As mentioned in an earlier column, Jim Pender is doing what he can to improve the dismal job prospects of disabled veterans and notes the following name change of his organization : DVIC, for Disabled Veterans Insurance Careers, located at PO Box 369, Gates Mills, Ohio. Jim also sent his annual Christmas update on the Jack Stemple family and Emps the Wonder Dog. The family ran into big trouble this year when Jack, in a jingoistic fit, refused too drive on the left hand side of the road during a visit to England. I’ll have complete details on the Stemples, a figment Jim’s vigorous imagination (but then again, who can be sure?) in the very last column I ever write for this magazine.

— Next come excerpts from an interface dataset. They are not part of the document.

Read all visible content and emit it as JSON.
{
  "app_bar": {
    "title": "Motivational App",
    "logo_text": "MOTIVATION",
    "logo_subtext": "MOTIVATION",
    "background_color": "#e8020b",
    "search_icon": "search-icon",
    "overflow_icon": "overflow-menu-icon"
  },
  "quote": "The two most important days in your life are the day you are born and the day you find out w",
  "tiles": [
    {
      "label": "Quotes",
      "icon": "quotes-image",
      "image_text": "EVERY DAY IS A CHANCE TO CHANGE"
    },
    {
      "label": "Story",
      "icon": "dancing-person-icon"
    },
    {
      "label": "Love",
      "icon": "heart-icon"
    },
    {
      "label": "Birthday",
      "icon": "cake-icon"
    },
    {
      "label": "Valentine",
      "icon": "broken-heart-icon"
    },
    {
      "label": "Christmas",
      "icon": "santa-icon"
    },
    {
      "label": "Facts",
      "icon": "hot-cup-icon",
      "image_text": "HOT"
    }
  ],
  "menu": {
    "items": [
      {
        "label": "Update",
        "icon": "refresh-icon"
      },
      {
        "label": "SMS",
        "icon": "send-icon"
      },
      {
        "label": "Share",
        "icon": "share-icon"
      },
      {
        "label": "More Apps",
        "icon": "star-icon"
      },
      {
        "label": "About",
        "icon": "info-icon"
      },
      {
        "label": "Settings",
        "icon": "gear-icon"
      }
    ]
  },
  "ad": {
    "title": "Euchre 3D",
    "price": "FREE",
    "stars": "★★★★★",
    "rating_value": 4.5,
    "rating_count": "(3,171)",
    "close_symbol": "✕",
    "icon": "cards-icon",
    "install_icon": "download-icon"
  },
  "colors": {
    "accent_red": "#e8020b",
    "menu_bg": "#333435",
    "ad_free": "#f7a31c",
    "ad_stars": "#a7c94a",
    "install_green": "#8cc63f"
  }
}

On the creative side of the class ledger are David Shire and Dick Maltby, both of whom I was delighted to run into when Lisa and I attended the successful, long-running revival of their show “Closer Than Ever” at the York Theater (mentioned in an earlier column); and the Contiguglia brothers, Richard and John, who this summer received a Grand Prix award from the Liszt Society of Hungary for their latest Liszt CD. Among those in the Budapest audience were Steve Adams and his wife Denise, whose spectacular $100 million 50th Reunion gift has put the Yale Music School on a firm footing forever.

Our condolences to:

Ed Ghent, whose wife, Gretchen, passed away last October. The extended family (including daughters Paget and Eliza, brothers Rob and Stow, and many cousins, nieces and nephews)_of Dan Walker, whose death after multiple illnesses was noted very briefly in the last column. Dan was a member of Fence Club and Berzelius, and, armed with his experience as an editor on the Yale Daily News, began his professional career at the St. Petersburg Times. He later worked for the Providence Journal, the Brooks School (his alma mater) as director of admissions and development, for the Addison Gilbert Hospital in Gloucester, Mass., and for Yale, in both cases as a development officer. Dan was a terrific person who maintained his optimism (and always his loyalty to Yale) despite crippling physical ailments later in life.

Wendy Kelly, who sent word of the death of her husband, Dan Kelly, at home in Durham, N.H., in November. Dan also leaves a son, Nicholas. Dan received his doctorate in history from Wisconsin, served in various posts in the Foreign Service and came to New York to teach modern European history at NYU in in the mid-1960’s. He soon joined the faculty at York College of the City University of New York, where he remained for three decades before his retirement in 1996 and move to New Hampshire. He wrote books on two conservative scholars who were close friends and allies of Bill Buckley’s, James Burnham and L. Brent Bozell. The Bozell book, Living on Fire, is forthcoming.